Patients and their families may consider inpatient treatment if outpatient therapy stalls, the patient’s behavior becomes extremely erratic, or therapy is interrupted due to repeated suicide attempts. Another option is day hospital treatment, in which a patient goes to a daily therapy program while still living at home. This treatment option has been found to be helpful in allowing patients to understand their problems and its effect on others, and bring patients in close contact with others who are also working through similar situations. BPD patients tend to support each other—sometimes in a negative way, to be sure, but more often in a very positive way.
With any treatment, articulate and candid discussion is often instrumental breaking down the issues of denial, blaming, and excuses that hinder growth and acceptance of one’s problems. The recognition of the illness and the determination to overcome it have everything to do with successful treatment.
When you have borderline personality disorder (BPD), there are things you can do every day to take care of yourself. Here are some helpful tips recommended by the National Institute of Mental Health.
- Talk to your doctor about treatment options and stick with treatment.
- Try to maintain a stable schedule of meals and sleep times.
- Engage in mild activity or exercise to help reduce stress.
- Set realistic goals for yourself.
- Break up large tasks into small ones, set some priorities, and do what you can, as you can.
- Try to spend time with other people and confide in a trusted friend or family member.
- Tell others about events or situations that may trigger your symptoms. They can be a source of support.
- Expect your symptoms to improve gradually, not immediately. It may take time, but you can get better with treatment.
- Identify and seek out comforting and supportive situations, places, and people.
- Continue to educate yourself about BPD.
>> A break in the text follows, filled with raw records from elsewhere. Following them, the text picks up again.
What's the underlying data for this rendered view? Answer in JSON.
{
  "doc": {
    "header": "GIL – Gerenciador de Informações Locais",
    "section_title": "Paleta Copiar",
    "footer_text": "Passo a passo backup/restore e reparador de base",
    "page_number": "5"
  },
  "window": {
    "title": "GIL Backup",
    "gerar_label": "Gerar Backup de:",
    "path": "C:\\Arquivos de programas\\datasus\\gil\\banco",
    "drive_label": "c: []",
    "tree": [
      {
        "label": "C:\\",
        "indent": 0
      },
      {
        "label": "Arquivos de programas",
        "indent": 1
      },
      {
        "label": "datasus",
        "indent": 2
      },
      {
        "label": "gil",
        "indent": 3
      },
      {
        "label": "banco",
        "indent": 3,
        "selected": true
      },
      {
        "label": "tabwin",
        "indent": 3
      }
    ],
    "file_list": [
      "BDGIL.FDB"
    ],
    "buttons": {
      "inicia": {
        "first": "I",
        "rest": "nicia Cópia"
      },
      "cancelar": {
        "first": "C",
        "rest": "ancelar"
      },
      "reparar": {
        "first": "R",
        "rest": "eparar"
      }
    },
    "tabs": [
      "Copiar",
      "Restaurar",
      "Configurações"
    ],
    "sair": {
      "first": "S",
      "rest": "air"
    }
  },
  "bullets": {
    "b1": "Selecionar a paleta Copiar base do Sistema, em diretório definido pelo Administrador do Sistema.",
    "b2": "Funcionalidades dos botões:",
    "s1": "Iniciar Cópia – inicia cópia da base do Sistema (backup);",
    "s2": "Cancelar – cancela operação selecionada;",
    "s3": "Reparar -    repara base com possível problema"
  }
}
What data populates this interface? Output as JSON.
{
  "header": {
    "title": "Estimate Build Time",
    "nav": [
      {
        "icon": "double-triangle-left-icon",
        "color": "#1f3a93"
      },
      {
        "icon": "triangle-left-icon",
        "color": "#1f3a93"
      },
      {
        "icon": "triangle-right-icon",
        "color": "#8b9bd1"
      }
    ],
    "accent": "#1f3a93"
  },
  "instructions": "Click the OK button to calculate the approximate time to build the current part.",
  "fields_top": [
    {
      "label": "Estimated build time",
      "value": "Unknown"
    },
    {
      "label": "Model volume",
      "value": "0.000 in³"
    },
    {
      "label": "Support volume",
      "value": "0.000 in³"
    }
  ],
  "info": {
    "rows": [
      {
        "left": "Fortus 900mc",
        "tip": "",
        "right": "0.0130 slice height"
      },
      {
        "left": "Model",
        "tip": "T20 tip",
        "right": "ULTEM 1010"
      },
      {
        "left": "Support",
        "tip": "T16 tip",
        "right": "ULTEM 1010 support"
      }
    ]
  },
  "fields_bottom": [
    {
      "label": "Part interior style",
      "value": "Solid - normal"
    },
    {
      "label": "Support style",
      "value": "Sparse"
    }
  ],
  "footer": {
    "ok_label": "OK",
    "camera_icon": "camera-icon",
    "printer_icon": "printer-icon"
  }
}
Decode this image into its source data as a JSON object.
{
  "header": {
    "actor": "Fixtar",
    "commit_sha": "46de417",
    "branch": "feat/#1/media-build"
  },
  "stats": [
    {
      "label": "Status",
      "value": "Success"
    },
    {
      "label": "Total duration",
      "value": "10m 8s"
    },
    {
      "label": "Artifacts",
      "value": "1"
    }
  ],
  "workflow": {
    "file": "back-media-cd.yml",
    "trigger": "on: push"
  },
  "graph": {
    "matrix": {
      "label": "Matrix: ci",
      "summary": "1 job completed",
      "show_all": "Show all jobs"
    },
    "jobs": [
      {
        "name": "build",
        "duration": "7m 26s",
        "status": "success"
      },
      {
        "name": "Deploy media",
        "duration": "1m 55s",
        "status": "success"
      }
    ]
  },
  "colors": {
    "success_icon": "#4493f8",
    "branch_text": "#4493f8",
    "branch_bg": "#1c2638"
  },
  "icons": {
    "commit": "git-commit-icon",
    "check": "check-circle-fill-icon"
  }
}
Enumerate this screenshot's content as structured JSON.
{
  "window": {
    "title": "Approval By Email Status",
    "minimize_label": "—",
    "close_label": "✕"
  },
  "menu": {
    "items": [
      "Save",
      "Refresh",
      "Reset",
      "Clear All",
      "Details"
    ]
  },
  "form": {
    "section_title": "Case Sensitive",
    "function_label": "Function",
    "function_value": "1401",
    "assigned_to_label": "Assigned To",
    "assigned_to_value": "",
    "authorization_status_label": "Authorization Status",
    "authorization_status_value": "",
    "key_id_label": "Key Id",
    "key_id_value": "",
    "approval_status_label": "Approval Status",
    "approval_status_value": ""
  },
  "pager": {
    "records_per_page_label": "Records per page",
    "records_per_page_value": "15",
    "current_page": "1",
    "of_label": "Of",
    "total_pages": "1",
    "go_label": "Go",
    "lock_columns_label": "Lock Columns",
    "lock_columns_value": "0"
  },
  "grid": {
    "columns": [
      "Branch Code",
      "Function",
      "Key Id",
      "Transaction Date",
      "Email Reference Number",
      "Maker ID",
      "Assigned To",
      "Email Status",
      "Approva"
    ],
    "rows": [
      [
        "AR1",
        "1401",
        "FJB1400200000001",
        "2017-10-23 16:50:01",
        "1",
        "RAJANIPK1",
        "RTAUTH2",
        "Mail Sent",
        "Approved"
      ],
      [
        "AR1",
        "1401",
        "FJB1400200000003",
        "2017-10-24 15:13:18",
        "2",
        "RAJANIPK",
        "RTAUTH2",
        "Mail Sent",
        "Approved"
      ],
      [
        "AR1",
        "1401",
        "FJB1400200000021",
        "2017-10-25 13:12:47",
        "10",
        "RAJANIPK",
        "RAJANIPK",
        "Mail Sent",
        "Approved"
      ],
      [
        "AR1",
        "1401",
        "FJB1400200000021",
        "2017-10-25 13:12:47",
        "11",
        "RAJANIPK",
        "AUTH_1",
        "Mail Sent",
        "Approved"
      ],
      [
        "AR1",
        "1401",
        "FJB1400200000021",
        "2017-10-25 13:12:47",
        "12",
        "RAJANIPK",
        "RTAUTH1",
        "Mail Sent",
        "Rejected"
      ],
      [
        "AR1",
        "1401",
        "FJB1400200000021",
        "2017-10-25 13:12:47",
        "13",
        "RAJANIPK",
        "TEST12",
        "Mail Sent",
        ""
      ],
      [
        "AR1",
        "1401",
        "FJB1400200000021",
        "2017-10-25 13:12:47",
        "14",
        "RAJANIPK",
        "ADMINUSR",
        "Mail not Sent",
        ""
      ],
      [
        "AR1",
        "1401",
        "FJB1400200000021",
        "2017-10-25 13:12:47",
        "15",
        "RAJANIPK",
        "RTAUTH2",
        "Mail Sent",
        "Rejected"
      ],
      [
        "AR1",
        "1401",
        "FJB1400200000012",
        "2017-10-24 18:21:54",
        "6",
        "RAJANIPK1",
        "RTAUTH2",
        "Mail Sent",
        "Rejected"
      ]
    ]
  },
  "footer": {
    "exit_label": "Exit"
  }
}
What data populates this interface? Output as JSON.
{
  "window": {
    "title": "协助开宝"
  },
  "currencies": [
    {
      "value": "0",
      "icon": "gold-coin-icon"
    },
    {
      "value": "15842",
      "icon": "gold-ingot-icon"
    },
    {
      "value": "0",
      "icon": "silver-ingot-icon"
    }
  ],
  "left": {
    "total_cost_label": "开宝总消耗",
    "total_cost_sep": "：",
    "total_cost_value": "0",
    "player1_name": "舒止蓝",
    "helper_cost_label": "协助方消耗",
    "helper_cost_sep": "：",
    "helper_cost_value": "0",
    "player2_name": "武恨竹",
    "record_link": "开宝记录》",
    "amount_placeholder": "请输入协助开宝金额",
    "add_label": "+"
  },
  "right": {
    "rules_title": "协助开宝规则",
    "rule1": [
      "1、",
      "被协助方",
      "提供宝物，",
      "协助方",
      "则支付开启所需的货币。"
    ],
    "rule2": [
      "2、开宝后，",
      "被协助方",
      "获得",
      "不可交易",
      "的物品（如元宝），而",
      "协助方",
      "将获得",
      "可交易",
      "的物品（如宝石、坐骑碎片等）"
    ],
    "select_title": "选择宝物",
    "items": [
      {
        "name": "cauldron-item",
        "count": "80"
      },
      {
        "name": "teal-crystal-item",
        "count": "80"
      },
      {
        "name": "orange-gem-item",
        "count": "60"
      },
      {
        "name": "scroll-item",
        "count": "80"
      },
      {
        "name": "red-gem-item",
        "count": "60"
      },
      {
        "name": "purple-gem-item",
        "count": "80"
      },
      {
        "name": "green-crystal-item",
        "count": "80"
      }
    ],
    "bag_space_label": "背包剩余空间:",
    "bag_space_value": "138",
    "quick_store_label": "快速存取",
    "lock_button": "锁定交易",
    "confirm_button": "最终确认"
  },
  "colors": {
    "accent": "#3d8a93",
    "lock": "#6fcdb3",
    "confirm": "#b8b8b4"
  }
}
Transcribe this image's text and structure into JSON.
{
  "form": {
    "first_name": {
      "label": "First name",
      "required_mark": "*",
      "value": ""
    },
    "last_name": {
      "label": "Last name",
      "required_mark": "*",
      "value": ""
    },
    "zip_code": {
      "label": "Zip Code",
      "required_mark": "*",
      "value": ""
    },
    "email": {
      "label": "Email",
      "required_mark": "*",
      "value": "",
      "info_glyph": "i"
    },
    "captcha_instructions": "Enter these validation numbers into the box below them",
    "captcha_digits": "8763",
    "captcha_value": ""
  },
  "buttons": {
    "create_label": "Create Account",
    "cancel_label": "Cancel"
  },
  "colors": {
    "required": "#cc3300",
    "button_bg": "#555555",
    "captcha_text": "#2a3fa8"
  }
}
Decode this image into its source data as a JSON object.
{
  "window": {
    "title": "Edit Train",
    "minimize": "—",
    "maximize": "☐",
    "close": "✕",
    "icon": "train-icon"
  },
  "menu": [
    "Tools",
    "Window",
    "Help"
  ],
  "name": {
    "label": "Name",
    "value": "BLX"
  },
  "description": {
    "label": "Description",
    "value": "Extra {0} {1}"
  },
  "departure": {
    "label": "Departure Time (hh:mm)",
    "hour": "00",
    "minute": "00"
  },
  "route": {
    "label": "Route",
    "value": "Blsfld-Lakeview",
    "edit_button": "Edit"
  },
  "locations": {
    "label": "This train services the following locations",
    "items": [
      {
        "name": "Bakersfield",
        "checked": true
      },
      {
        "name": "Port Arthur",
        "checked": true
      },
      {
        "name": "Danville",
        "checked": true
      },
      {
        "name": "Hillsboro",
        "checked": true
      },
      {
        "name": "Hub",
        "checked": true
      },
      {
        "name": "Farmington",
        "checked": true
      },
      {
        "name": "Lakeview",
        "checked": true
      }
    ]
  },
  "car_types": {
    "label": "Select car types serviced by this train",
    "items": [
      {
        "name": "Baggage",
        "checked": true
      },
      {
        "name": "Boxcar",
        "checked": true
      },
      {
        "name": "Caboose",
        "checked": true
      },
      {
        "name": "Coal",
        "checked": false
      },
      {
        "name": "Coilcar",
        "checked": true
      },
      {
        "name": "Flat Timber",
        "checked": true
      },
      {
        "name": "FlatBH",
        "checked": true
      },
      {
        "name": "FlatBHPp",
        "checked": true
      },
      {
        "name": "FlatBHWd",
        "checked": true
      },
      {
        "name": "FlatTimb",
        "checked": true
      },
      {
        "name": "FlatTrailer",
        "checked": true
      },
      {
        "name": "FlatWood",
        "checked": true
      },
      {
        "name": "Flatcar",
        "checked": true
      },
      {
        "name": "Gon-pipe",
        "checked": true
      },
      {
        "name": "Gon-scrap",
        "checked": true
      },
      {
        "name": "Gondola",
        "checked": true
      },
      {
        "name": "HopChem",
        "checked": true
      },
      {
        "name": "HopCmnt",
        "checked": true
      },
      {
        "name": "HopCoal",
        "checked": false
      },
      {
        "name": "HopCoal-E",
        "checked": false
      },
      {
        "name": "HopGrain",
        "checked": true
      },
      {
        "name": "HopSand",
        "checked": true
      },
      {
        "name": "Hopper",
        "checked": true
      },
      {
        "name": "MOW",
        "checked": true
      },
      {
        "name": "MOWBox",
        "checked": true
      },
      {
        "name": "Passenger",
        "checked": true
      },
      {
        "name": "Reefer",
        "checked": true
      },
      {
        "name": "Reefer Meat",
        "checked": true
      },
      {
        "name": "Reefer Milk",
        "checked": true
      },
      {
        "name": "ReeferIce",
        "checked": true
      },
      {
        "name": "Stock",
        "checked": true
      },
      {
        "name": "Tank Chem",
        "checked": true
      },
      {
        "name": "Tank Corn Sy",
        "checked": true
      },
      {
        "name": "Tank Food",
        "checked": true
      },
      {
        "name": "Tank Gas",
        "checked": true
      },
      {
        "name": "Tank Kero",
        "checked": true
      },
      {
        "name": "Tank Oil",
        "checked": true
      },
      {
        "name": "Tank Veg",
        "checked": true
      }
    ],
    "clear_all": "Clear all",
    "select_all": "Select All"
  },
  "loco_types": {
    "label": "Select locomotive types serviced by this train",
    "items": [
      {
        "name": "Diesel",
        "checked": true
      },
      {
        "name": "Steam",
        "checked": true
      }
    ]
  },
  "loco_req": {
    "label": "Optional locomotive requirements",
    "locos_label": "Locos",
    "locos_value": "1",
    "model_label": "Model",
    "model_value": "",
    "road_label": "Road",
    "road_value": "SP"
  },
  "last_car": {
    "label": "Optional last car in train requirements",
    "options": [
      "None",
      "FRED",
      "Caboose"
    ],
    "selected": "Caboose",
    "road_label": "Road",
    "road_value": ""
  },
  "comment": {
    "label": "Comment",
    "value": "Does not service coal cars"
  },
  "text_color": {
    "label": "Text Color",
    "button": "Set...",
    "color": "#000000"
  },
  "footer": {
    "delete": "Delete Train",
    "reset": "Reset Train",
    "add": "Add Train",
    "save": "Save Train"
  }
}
Support services for families are also available. These services are essential, as family and friends deal with a lot of stress related to their loved ones diagnosis. Local chapters of mental health organizations, such as the American Psychiatric Association, can help patients and families find a practitioner in your area.